Assigned task - A word-for-word restatement of the data is what is needed.

Component data from apps and pages -
+++
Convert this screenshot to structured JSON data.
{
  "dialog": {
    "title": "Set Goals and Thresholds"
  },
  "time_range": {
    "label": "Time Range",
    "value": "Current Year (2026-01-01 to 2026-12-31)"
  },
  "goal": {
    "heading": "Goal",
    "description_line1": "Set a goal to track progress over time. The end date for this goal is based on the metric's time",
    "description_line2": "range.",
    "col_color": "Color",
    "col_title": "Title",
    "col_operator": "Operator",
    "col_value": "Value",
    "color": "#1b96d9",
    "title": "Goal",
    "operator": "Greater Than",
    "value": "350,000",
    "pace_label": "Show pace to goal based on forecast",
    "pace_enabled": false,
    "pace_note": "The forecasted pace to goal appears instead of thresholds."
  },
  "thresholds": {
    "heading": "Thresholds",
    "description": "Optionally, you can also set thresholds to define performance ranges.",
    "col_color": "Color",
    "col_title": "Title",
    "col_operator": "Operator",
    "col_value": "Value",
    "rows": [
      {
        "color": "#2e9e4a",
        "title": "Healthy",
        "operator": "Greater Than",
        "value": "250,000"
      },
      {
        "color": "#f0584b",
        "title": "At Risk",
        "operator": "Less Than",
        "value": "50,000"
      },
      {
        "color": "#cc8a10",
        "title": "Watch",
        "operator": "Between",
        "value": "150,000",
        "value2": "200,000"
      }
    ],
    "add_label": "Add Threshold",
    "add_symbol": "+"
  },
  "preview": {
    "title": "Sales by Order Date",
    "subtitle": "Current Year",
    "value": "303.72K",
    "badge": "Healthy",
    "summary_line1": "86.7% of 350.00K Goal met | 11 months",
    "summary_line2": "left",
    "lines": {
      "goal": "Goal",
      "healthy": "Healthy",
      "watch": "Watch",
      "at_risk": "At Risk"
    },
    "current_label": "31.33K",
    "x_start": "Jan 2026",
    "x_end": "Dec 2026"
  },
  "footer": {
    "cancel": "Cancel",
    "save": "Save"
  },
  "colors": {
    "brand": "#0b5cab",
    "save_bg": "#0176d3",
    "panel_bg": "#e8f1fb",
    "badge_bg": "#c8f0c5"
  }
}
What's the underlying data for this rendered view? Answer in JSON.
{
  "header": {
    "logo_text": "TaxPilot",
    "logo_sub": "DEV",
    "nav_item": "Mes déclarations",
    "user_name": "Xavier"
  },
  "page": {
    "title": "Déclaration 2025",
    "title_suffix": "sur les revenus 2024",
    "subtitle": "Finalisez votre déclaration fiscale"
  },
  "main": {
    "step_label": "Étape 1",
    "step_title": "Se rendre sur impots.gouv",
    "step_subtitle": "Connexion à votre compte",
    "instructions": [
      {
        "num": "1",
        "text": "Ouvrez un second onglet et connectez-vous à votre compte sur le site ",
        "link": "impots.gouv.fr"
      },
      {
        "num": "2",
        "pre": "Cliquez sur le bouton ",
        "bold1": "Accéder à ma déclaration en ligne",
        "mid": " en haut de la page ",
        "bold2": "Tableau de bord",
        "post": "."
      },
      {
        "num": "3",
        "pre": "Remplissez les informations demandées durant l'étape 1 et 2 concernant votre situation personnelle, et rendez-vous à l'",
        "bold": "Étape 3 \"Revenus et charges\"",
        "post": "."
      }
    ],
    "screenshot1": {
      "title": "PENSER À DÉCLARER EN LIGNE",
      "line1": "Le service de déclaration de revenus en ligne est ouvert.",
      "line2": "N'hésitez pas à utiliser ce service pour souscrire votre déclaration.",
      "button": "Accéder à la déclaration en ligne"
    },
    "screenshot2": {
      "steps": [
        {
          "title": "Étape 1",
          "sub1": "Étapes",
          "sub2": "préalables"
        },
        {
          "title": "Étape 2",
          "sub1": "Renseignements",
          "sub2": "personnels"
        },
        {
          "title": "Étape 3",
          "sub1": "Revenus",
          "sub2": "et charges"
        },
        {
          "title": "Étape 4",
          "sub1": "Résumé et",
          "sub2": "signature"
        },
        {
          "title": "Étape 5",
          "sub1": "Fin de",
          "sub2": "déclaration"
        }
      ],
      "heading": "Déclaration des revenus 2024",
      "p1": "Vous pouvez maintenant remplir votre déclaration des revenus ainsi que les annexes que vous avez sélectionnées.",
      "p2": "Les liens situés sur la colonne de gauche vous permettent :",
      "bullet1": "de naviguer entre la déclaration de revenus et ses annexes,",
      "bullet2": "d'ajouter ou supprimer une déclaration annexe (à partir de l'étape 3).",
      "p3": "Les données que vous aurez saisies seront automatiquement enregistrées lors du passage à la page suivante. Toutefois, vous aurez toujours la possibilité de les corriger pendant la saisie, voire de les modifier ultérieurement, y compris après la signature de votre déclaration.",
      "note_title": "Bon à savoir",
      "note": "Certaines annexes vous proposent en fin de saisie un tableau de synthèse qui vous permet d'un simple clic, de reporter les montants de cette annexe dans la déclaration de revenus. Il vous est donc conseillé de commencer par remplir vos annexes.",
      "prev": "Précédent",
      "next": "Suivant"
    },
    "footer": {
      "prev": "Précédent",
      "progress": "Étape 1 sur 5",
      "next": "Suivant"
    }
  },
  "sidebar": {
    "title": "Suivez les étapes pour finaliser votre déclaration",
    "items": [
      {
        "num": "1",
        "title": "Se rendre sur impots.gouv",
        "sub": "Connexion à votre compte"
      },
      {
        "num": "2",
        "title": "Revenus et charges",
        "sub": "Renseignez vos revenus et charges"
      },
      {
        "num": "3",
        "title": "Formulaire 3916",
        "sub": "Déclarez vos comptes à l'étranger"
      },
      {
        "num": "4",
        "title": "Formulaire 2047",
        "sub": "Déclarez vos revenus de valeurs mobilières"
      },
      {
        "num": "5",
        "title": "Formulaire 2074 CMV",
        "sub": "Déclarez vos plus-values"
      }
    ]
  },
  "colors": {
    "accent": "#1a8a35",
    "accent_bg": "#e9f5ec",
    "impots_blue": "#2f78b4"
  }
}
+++
Finished exercise -
Convert this screenshot to structured JSON data.
{
  "dialog": {
    "title": "Set Goals and Thresholds"
  },
  "time_range": {
    "label": "Time Range",
    "value": "Current Year (2026-01-01 to 2026-12-31)"
  },
  "goal": {
    "heading": "Goal",
    "description_line1": "Set a goal to track progress over time. The end date for this goal is based on the metric's time",
    "description_line2": "range.",
    "col_color": "Color",
    "col_title": "Title",
    "col_operator": "Operator",
    "col_value": "Value",
    "color": "#1b96d9",
    "title": "Goal",
    "operator": "Greater Than",
    "value": "350,000",
    "pace_label": "Show pace to goal based on forecast",
    "pace_enabled": false,
    "pace_note": "The forecasted pace to goal appears instead of thresholds."
  },
  "thresholds": {
    "heading": "Thresholds",
    "description": "Optionally, you can also set thresholds to define performance ranges.",
    "col_color": "Color",
    "col_title": "Title",
    "col_operator": "Operator",
    "col_value": "Value",
    "rows": [
      {
        "color": "#2e9e4a",
        "title": "Healthy",
        "operator": "Greater Than",
        "value": "250,000"
      },
      {
        "color": "#f0584b",
        "title": "At Risk",
        "operator": "Less Than",
        "value": "50,000"
      },
      {
        "color": "#cc8a10",
        "title": "Watch",
        "operator": "Between",
        "value": "150,000",
        "value2": "200,000"
      }
    ],
    "add_label": "Add Threshold",
    "add_symbol": "+"
  },
  "preview": {
    "title": "Sales by Order Date",
    "subtitle": "Current Year",
    "value": "303.72K",
    "badge": "Healthy",
    "summary_line1": "86.7% of 350.00K Goal met | 11 months",
    "summary_line2": "left",
    "lines": {
      "goal": "Goal",
      "healthy": "Healthy",
      "watch": "Watch",
      "at_risk": "At Risk"
    },
    "current_label": "31.33K",
    "x_start": "Jan 2026",
    "x_end": "Dec 2026"
  },
  "footer": {
    "cancel": "Cancel",
    "save": "Save"
  },
  "colors": {
    "brand": "#0b5cab",
    "save_bg": "#0176d3",
    "panel_bg": "#e8f1fb",
    "badge_bg": "#c8f0c5"
  }
}
What's the underlying data for this rendered view? Answer in JSON.
{
  "header": {
    "logo_text": "TaxPilot",
    "logo_sub": "DEV",
    "nav_item": "Mes déclarations",
    "user_name": "Xavier"
  },
  "page": {
    "title": "Déclaration 2025",
    "title_suffix": "sur les revenus 2024",
    "subtitle": "Finalisez votre déclaration fiscale"
  },
  "main": {
    "step_label": "Étape 1",
    "step_title": "Se rendre sur impots.gouv",
    "step_subtitle": "Connexion à votre compte",
    "instructions": [
      {
        "num": "1",
        "text": "Ouvrez un second onglet et connectez-vous à votre compte sur le site ",
        "link": "impots.gouv.fr"
      },
      {
        "num": "2",
        "pre": "Cliquez sur le bouton ",
        "bold1": "Accéder à ma déclaration en ligne",
        "mid": " en haut de la page ",
        "bold2": "Tableau de bord",
        "post": "."
      },
      {
        "num": "3",
        "pre": "Remplissez les informations demandées durant l'étape 1 et 2 concernant votre situation personnelle, et rendez-vous à l'",
        "bold": "Étape 3 \"Revenus et charges\"",
        "post": "."
      }
    ],
    "screenshot1": {
      "title": "PENSER À DÉCLARER EN LIGNE",
      "line1": "Le service de déclaration de revenus en ligne est ouvert.",
      "line2": "N'hésitez pas à utiliser ce service pour souscrire votre déclaration.",
      "button": "Accéder à la déclaration en ligne"
    },
    "screenshot2": {
      "steps": [
        {
          "title": "Étape 1",
          "sub1": "Étapes",
          "sub2": "préalables"
        },
        {
          "title": "Étape 2",
          "sub1": "Renseignements",
          "sub2": "personnels"
        },
        {
          "title": "Étape 3",
          "sub1": "Revenus",
          "sub2": "et charges"
        },
        {
          "title": "Étape 4",
          "sub1": "Résumé et",
          "sub2": "signature"
        },
        {
          "title": "Étape 5",
          "sub1": "Fin de",
          "sub2": "déclaration"
        }
      ],
      "heading": "Déclaration des revenus 2024",
      "p1": "Vous pouvez maintenant remplir votre déclaration des revenus ainsi que les annexes que vous avez sélectionnées.",
      "p2": "Les liens situés sur la colonne de gauche vous permettent :",
      "bullet1": "de naviguer entre la déclaration de revenus et ses annexes,",
      "bullet2": "d'ajouter ou supprimer une déclaration annexe (à partir de l'étape 3).",
      "p3": "Les données que vous aurez saisies seront automatiquement enregistrées lors du passage à la page suivante. Toutefois, vous aurez toujours la possibilité de les corriger pendant la saisie, voire de les modifier ultérieurement, y compris après la signature de votre déclaration.",
      "note_title": "Bon à savoir",
      "note": "Certaines annexes vous proposent en fin de saisie un tableau de synthèse qui vous permet d'un simple clic, de reporter les montants de cette annexe dans la déclaration de revenus. Il vous est donc conseillé de commencer par remplir vos annexes.",
      "prev": "Précédent",
      "next": "Suivant"
    },
    "footer": {
      "prev": "Précédent",
      "progress": "Étape 1 sur 5",
      "next": "Suivant"
    }
  },
  "sidebar": {
    "title": "Suivez les étapes pour finaliser votre déclaration",
    "items": [
      {
        "num": "1",
        "title": "Se rendre sur impots.gouv",
        "sub": "Connexion à votre compte"
      },
      {
        "num": "2",
        "title": "Revenus et charges",
        "sub": "Renseignez vos revenus et charges"
      },
      {
        "num": "3",
        "title": "Formulaire 3916",
        "sub": "Déclarez vos comptes à l'étranger"
      },
      {
        "num": "4",
        "title": "Formulaire 2047",
        "sub": "Déclarez vos revenus de valeurs mobilières"
      },
      {
        "num": "5",
        "title": "Formulaire 2074 CMV",
        "sub": "Déclarez vos plus-values"
      }
    ]
  },
  "colors": {
    "accent": "#1a8a35",
    "accent_bg": "#e9f5ec",
    "impots_blue": "#2f78b4"
  }
}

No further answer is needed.